The first 10-20 km were pretty tough for me as I felt that my leg muscles were very stiff, so much so that I had some trouble catching up with my colleague on his single-speed. Once we entered the smaller roads I felt more settled and began to pick up the pace a bit. So for the first 50km of the ride I was pretty much on my own with the occasional company of other riders who were riding at about the same speed as me.

At around the half-way mark (for the 107km), there was the first water point which I stopped at to fill up my bottles and this was also where the split between the 107km and 155km riders started.

Taking a break at the first water point

At the first water point, about half-way through the 107km ride

Some participants commented that it was confusing but somehow for me it was quite clear for me as the marshals gave clear instructions. Just past the first water point I saw a familiar jersey and bicycle and it really turned out to be my friend I met at a bike shop back home in Singapore.

So for the remaining 50km plus I was riding with him, taking turns to ride at the front and pacing him up the small climbs which looked anything but easy. So many other fellow participants were struggling up those climbs. The weather was also starting to get scorching hot. My friend nearly bonked on a few occasions so we stopped for water and energy gel breaks. The only forms of energy I got for the whole ride were 2 small energy bars and a packet of peanut m & m’s. Yes, you read correctly, m & m’s.
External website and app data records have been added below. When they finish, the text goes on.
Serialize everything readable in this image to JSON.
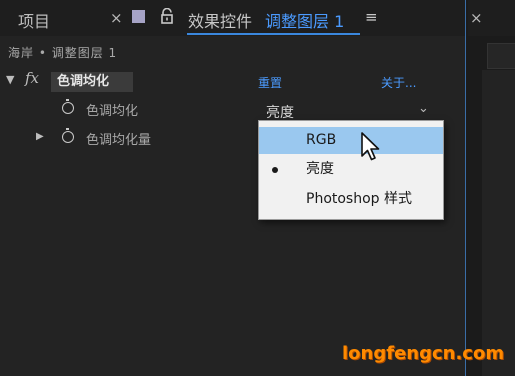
{
  "tabs": {
    "project": "项目",
    "close_symbol": "×",
    "effects_controls_prefix": "效果控件",
    "effects_controls_layer": "调整图层 1",
    "menu_symbol": "≡"
  },
  "breadcrumb": "海岸 • 调整图层 1",
  "effect": {
    "fx_label": "fx",
    "name": "色调均化",
    "reset_label": "重置",
    "about_label": "关于...",
    "properties": [
      {
        "label": "色调均化",
        "value": "亮度"
      },
      {
        "label": "色调均化量"
      }
    ]
  },
  "dropdown": {
    "chevron": "⌄",
    "options": [
      {
        "label": "RGB",
        "highlighted": true,
        "selected": false
      },
      {
        "label": "亮度",
        "highlighted": false,
        "selected": true
      },
      {
        "label": "Photoshop 样式",
        "highlighted": false,
        "selected": false
      }
    ]
  },
  "watermark": "longfengcn.com",
  "colors": {
    "accent": "#4b9bff",
    "menu_highlight": "#9ac8ef",
    "watermark": "#ff8a00",
    "panel_bg": "#232323"
  },
  "icons": {
    "lock": "lock-icon",
    "stopwatch": "stopwatch-icon",
    "expand": "triangle-icon",
    "cursor": "pointer-cursor-icon"
  }
}
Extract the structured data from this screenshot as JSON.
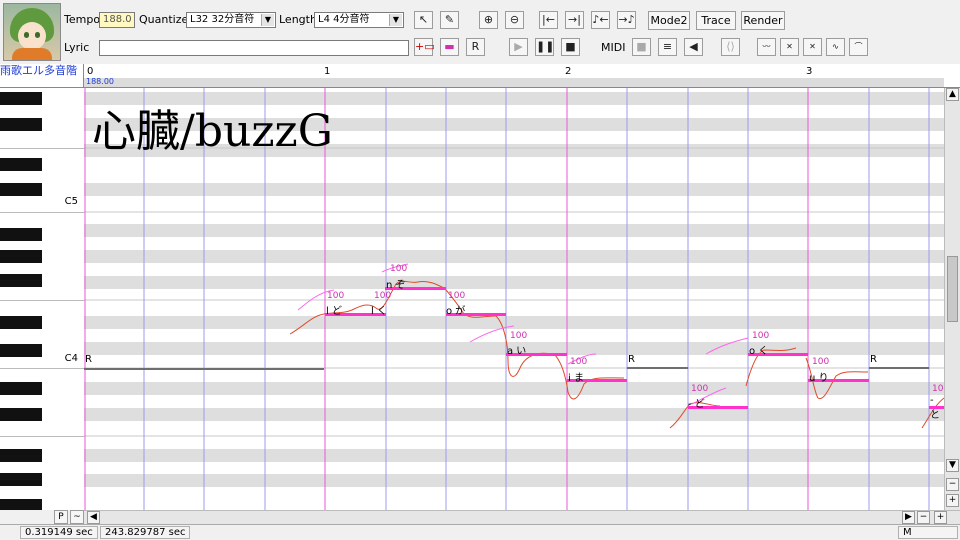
{
  "toolbar": {
    "tempo_label": "Tempo",
    "tempo_value": "188.0",
    "quantize_label": "Quantize",
    "quantize_value": "L32 32分音符",
    "length_label": "Length",
    "length_value": "L4  4分音符",
    "lyric_label": "Lyric",
    "lyric_value": "",
    "mode_button": "Mode2",
    "trace_button": "Trace",
    "render_button": "Render",
    "midi_label": "MIDI"
  },
  "ruler": {
    "singer": "雨歌エル多音階",
    "measures": [
      "0",
      "1",
      "2",
      "3"
    ],
    "tempo_marker": "188.00"
  },
  "piano": {
    "c5": "C5",
    "c4": "C4"
  },
  "title_overlay": "心臓/buzzG",
  "notes": [
    {
      "velocity": "100",
      "lyric": "l ど"
    },
    {
      "velocity": "100",
      "lyric": "l く"
    },
    {
      "velocity": "100",
      "lyric": "n ぞ"
    },
    {
      "velocity": "100",
      "lyric": "o が"
    },
    {
      "velocity": "100",
      "lyric": "a い"
    },
    {
      "velocity": "100",
      "lyric": "i ま"
    },
    {
      "velocity": "100",
      "lyric": "- ど"
    },
    {
      "velocity": "100",
      "lyric": "o く"
    },
    {
      "velocity": "100",
      "lyric": "u り"
    },
    {
      "velocity": "10",
      "lyric": "- と"
    }
  ],
  "rests": {
    "label": "R"
  },
  "lower": {
    "p_button": "P",
    "tilde_button": "~",
    "m_label": "M"
  },
  "status": {
    "time1": "0.319149 sec",
    "time2": "243.829787 sec"
  }
}
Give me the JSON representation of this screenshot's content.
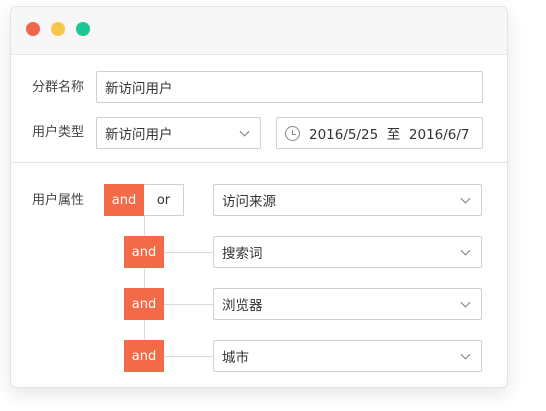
{
  "window": {
    "controls": [
      "close",
      "minimize",
      "maximize"
    ]
  },
  "form": {
    "group_name_label": "分群名称",
    "group_name_value": "新访问用户",
    "user_type_label": "用户类型",
    "user_type_value": "新访问用户",
    "date_range_value": "2016/5/25  至  2016/6/7",
    "user_attr_label": "用户属性"
  },
  "logic": {
    "and_label": "and",
    "or_label": "or"
  },
  "conditions": [
    {
      "operator": "and",
      "field": "访问来源"
    },
    {
      "operator": "and",
      "field": "搜索词"
    },
    {
      "operator": "and",
      "field": "浏览器"
    },
    {
      "operator": "and",
      "field": "城市"
    }
  ],
  "colors": {
    "accent": "#f26a47",
    "close": "#f2664d",
    "minimize": "#f7c64c",
    "maximize": "#1cc592"
  }
}
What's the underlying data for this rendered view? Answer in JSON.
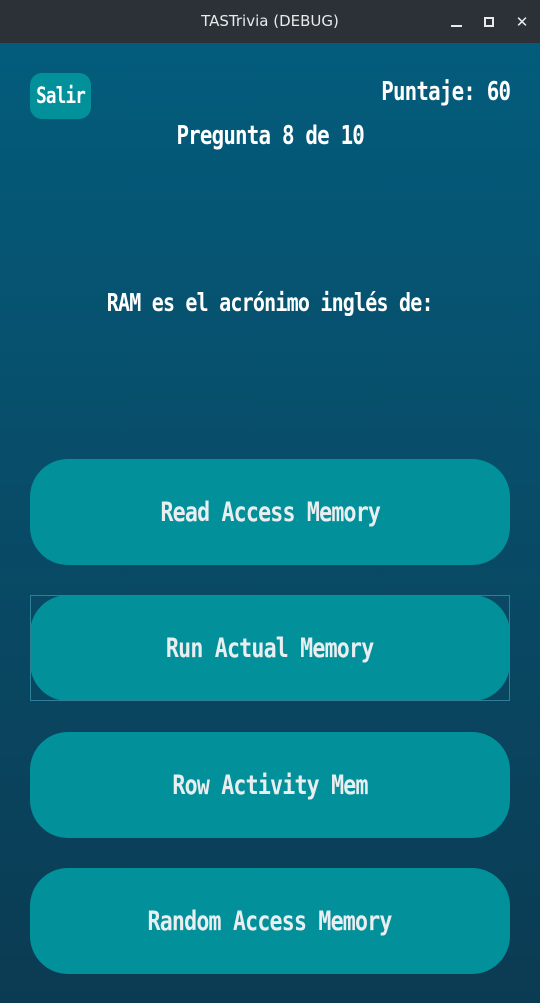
{
  "window": {
    "title": "TASTrivia (DEBUG)",
    "minimize_icon": "minimize-icon",
    "maximize_icon": "maximize-icon",
    "close_icon": "close-icon",
    "close_glyph": "✕"
  },
  "game": {
    "exit_label": "Salir",
    "score_label": "Puntaje: 60",
    "question_progress": "Pregunta 8 de 10",
    "question_text": "RAM es el acrónimo inglés de:",
    "answers": [
      "Read Access Memory",
      "Run Actual Memory",
      "Row Activity Mem",
      "Random Access Memory"
    ]
  },
  "colors": {
    "titlebar": "#2b3136",
    "background_top": "#035c7c",
    "background_bottom": "#0b3b53",
    "button": "#02909a",
    "text": "#ffffff"
  }
}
There was a second water point at about 20km remaining and the last 20km seemed very long with the small climbs which were sapping whatever remaining energy we had left. There were moments when we saw the various packs of the fast-rolling riders from the 155km category towards the end of our ride. We just looked in awe during those moments as they were gone in (less than) 60seconds.

For the last 10km a lady road cyclist joined me and my friend so the 3 of us took turns to pace each other to the finish line, it was nice to work alongside fellow riders and complete the long, gruelling ride together. Kudos to my colleague too, who finished the 107km ride on his single speed in just under 5hours.

Some lessons learnt from my first overseas ride event

1. Bring enough water bottles and water, especially for long distance events (100km and above)

2. Bring enough energy gels and bars. Typically, every 30km or 45mins-1hr on the bike=1 energy gel/bar. And bring something you tried before and like. There’s nothing more terrible eating horrible-testing gels/bars when you need the energy. Some gels would also work better with water so it’s essential to have enough fluids.

3. Hand-signals. This is especially useful and important when you are riding with other cyclists or in a pack. I don’t usually do this but the roads in Malaysia are not exactly the best so it’s good to warn other riders about pot-holes, road kills etc…I know quite a number of cycling groups use hand-signals in Singapore, so it’s really good.

Overall, the inaugural Focus Cyclosportif was great and I was especially impressed with the safety coverage and support from the local police authorities as I really felt safe and able to focus (pun intended) on the long ride. Perhaps one minor area of improvement would be the setting up of water points at more regular intervals. The good news is that there have been talks to do this event for the next 3 years, so it’s an event to look forward to.

Ah…made it to the end! 
We would like to thank Entro International for inviting us to participate in the very first Focus CycloSportif!